WASHINGTON With the release of the letter from Cardinal Ratzinger stating Communion must be denied to obstinately pro-abortion Catholic politicians, Cardinal McCarrick's report on the letter given at the U.S. Bishops Meeting last month has come under fire. LifeSiteNews.com pointed out the discrepancy between Cardinal Ratzinger's letter and Cardinal McCarrick's presentation of that letter in a July 5 article. On July 6 a Washington Times headline read “McCarrick tempered letter on pro-choice politicians.”
Times reporter Julia Duin reports that McCarrick “downplayed” the Vatican Cardinal's letter which she noted “contains much stronger language than Cardinal McCarrick used.” Duin notes that McCarrick used “nuanced speech” in presenting the Ratzinger letter even though “as the chairman of a task force on Catholic Bishops and Catholic Politicians, it was his job to convey what Vatican officials had told him during meetings in Rome.”
The key point in the controversy is that Cardinal Ratzinger said that pro-abortion politicians, who will not alter their stand or abstain from Communion after being instructed by Church leaders, “must” be refused Communion. McCarrick never presented Ratzinger's intervention as one which indicated the refusal of Communion to be mandatory under any such circumstances. Rather McCarrick went to great lengths to present the denial of Communion as optional.

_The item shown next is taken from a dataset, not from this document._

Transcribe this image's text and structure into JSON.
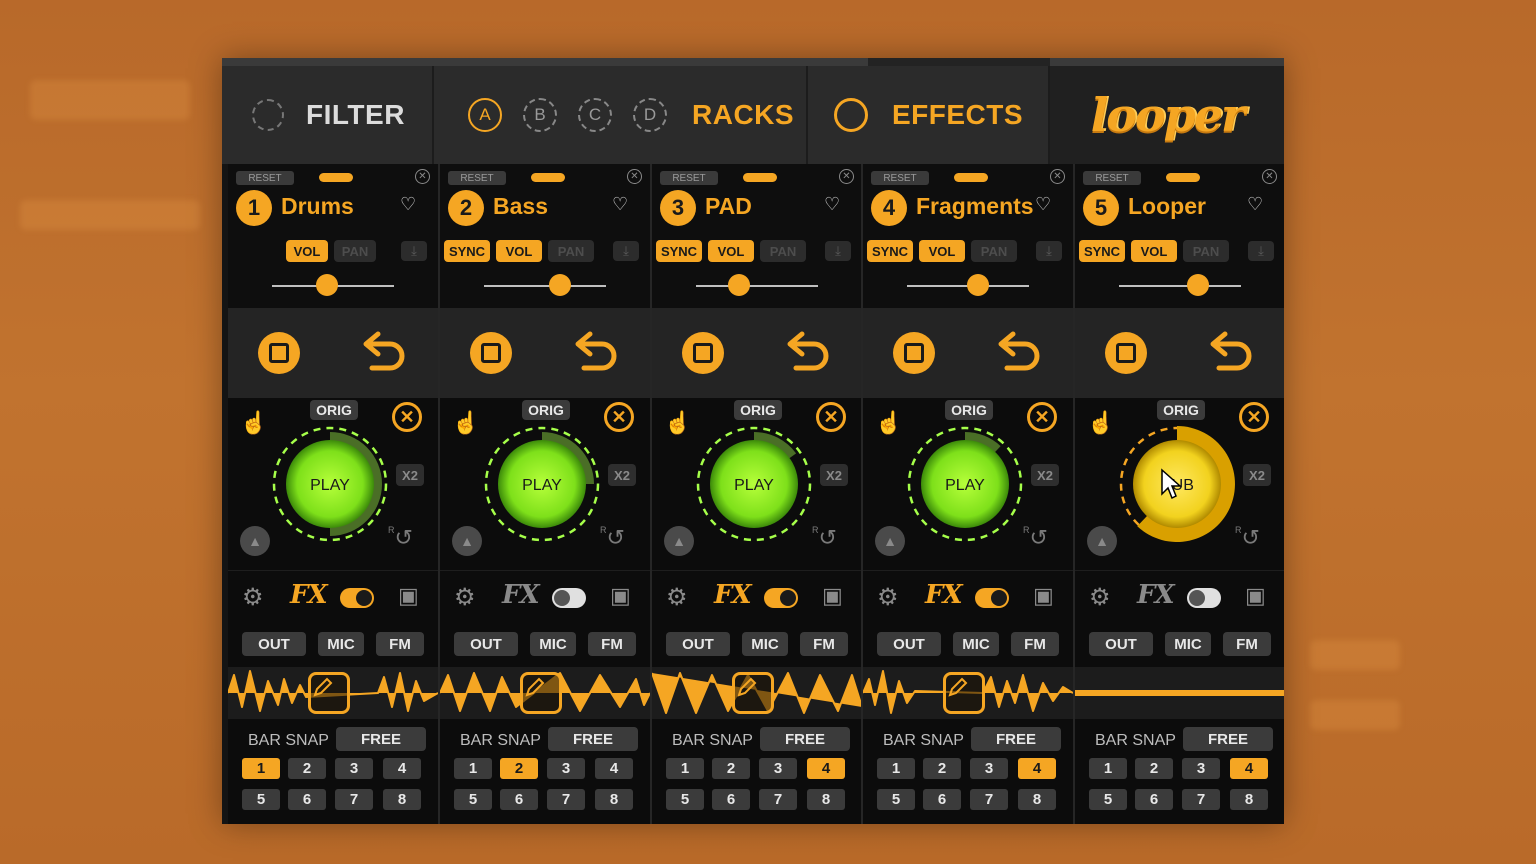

The Times quotes internationally respected U.S. Catholic theologian Michael Novak saying, “Ratzinger's letter was stronger and firmer than we were led to believe. It's pretty dynamite stuff.” Duin reports that Novak heard of “dissatisfaction” in Rome over how Cardinal McCarrick was representing the Church's teachings. “I had heard Rome was much tougher than Cardinal McCarrick was letting on,” he said. “Some people in the Vatican were upset that McCarrick was putting on too kind a face on it.”
The Times also quotes former U.S. Ambassador to the Vatican Raymond Flynn on why North American bishops often water down Vatican statements. “The American Church has been reluctant to speak out forcefully on a lot of these issues, whereas Pope John Paul II has instructed the Catholic Church to be more assertive,” said Flynn. “A lot of these American bishops aren't willing to get involved because of the backlash, because it's not politically correct, and the criticism they will receive from the liberal media,” he said.

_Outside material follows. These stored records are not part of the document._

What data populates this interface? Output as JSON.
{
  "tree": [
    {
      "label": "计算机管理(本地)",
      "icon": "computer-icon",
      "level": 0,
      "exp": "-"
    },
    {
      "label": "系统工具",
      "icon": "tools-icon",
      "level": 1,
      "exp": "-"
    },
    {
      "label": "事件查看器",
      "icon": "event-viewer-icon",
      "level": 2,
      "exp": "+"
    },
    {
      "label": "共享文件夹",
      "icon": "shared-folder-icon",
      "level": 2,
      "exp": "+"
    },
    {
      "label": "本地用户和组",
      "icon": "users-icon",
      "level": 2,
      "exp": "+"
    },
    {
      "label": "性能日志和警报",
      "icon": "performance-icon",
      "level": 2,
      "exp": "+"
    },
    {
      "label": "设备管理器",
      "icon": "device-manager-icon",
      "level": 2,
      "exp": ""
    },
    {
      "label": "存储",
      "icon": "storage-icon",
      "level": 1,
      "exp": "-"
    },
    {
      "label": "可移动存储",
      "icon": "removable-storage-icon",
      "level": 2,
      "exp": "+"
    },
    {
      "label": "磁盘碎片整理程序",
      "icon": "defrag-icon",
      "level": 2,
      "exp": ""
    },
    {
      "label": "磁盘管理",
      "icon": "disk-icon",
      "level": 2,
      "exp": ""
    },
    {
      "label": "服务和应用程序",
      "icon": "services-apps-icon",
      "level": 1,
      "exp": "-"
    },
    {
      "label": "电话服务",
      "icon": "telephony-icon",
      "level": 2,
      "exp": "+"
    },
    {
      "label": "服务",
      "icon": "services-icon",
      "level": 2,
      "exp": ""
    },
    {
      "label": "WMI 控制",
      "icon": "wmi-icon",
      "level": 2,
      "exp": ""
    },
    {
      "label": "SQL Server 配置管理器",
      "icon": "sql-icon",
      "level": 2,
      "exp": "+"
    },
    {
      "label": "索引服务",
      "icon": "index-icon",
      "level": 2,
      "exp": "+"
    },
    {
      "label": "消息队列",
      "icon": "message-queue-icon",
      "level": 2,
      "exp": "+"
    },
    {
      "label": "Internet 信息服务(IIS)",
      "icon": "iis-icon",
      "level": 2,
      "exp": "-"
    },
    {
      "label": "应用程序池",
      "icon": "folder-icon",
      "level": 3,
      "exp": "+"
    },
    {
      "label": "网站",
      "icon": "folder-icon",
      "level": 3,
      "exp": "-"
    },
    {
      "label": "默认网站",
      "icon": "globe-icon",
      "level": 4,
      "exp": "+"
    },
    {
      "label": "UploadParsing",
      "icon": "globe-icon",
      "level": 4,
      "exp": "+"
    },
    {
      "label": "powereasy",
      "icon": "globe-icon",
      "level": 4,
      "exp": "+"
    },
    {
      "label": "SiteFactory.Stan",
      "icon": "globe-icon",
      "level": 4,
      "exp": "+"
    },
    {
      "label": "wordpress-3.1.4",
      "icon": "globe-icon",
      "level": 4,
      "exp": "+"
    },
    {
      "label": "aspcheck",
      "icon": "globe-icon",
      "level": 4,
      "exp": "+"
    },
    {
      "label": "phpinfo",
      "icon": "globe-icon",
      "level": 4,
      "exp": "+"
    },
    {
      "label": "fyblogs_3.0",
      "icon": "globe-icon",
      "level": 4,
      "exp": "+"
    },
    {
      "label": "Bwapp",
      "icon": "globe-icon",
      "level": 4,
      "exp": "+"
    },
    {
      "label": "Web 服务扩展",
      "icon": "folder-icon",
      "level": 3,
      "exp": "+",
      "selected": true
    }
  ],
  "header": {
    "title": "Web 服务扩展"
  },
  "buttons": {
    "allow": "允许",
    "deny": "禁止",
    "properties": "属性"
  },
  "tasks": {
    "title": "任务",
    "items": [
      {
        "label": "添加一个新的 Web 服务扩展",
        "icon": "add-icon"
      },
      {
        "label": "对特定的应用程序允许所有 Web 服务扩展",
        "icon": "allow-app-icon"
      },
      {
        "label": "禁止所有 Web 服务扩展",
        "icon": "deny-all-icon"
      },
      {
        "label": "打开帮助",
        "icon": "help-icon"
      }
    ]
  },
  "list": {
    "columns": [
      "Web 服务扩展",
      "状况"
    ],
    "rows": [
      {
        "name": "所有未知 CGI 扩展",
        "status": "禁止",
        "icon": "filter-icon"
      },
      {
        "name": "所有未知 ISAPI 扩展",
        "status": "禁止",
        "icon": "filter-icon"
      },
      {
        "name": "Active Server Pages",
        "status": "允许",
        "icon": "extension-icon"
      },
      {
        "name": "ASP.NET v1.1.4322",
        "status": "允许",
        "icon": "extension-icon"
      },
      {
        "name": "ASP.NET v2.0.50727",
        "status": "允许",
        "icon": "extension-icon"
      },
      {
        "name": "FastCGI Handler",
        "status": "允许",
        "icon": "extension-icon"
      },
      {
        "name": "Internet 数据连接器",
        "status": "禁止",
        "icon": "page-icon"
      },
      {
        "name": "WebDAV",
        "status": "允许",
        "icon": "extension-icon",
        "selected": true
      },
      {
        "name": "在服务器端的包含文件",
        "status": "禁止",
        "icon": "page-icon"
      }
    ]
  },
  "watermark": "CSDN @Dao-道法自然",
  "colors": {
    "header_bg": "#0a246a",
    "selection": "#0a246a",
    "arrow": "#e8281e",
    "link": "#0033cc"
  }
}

Reacting to the controversy over the discrepancy, Cardinal McCarrick said through spokesman Susan Gibbs that the leaked Ratzinger letter “may represent an incomplete and partial leak of a private communication from Cardinal Ratzinger and it may not accurately reflect the full message I received.” He added, “Our task force's dialogue with the Holy See on these matters has been extensive, in person, by phone, and in writing.”
However, as LifeSiteNews.com pointed out on July 5, the current incident is the second time Cardinal McCarrick seems to have contradicted the Vatican over the issue of denying Communion.
In April, the Vatican's leading prelate on the Sacraments, Cardinal Francis Arinze, declared unequivocally that unambiguously pro-abortion politicians should be denied Holy Communion. Cardinal Arinze said such a politician “is not fit” to receive Communion. “If they should not receive, then they should not be given,” he said. Cardinal McCarrick reacted to Cardinal Arinze's statements by suggesting that Arinze did not really mean what he said. Speaking with the National Catholic Reporter, McCarrick said of Cardinal Arinze, “I don't think it was his eminence's official opinion…. The cardinal's position…was that…the United States should figure out what they ought to do.”
(This update courtesy of LifeSiteNews.com.)